“Organizations Are As They Begin”
“In 1985, our founders were 19 women who came together, and they were incredibly diverse,” Dawson Thompson says. She described the exciting time in 1985 when the founders came together, bringing different political beliefs, sexual orientations, ethnicities and cultures.
“We had former U.S. Senator Kay Bailey Hutchison (a well-known conservative), and at the same time we had Harryette Ehrhardt, a congresswoman who was one of the most radical democrats.” Yet, says Dawson Thompson, all of these very different women agreed that there was a fundamental problem with the lack of funding out there for women and girls.
Dawson Thompson painted this picture of diversity to help show how important founding principles can be to an organization’s growth. She noted a recent conference where TWF was held up as a model of the theory that “Organizations are as they begin.”

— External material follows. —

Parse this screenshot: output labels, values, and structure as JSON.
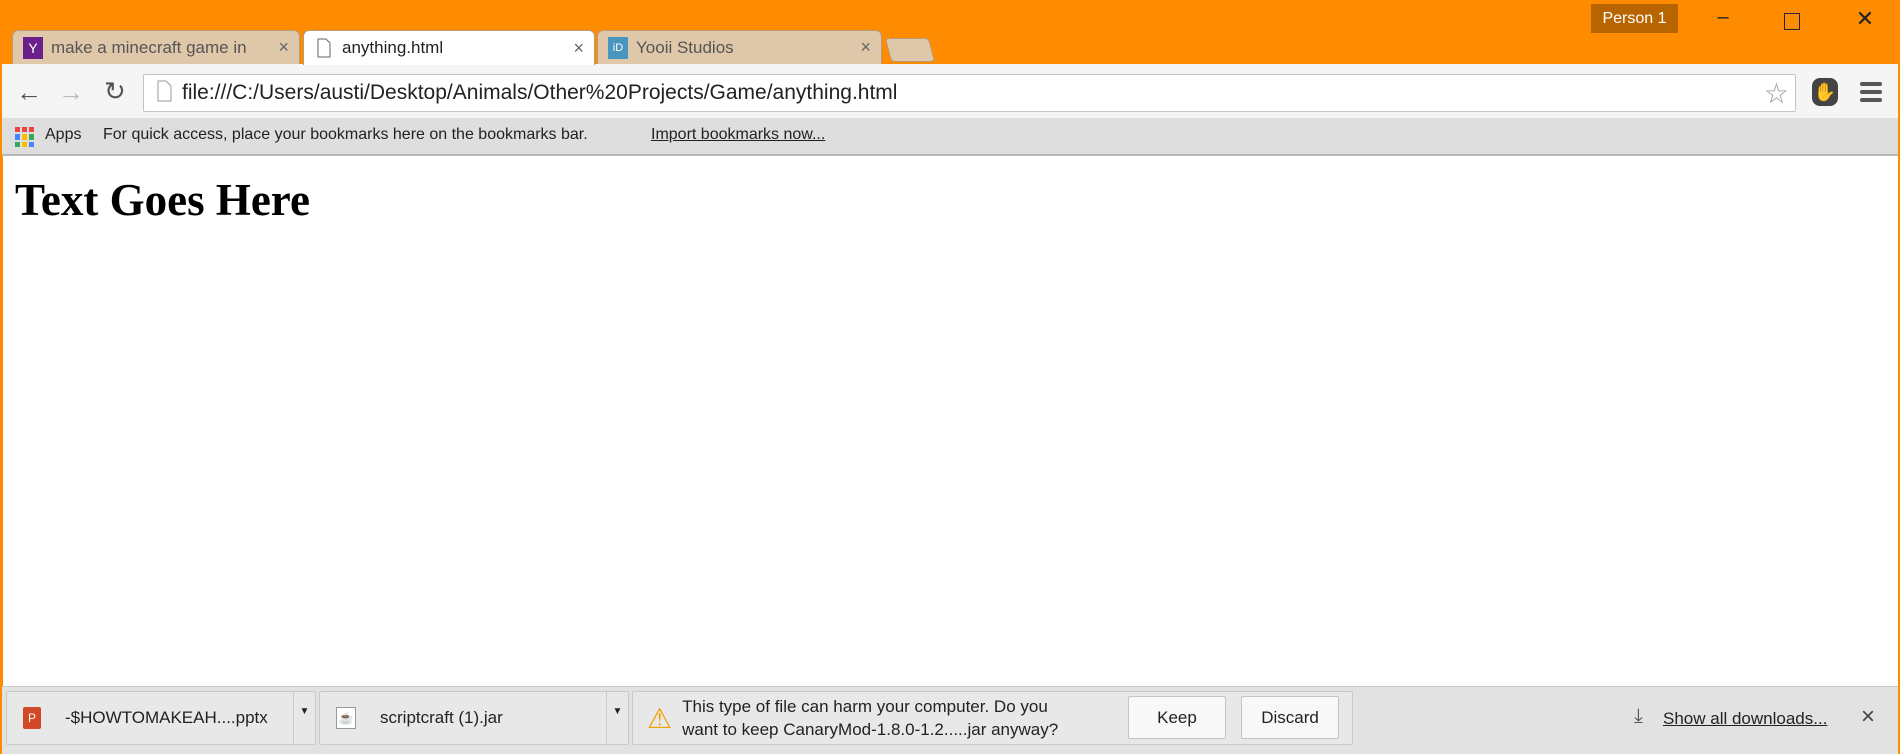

Indeed, a strong foundation of values is what makes many women’s funds powerful vehicles of social change. “The diversity of founders and the ongoing commitment, not just on paper, and not just giving to women and girls of color philanthropically, but having diverse women in leadership roles on our board and staff — these were the early hallmarks of the organization at the beginning.”
To read an earlier interview with Roslyn Dawson Thompson originally published on Inside Philanthropy, please click here.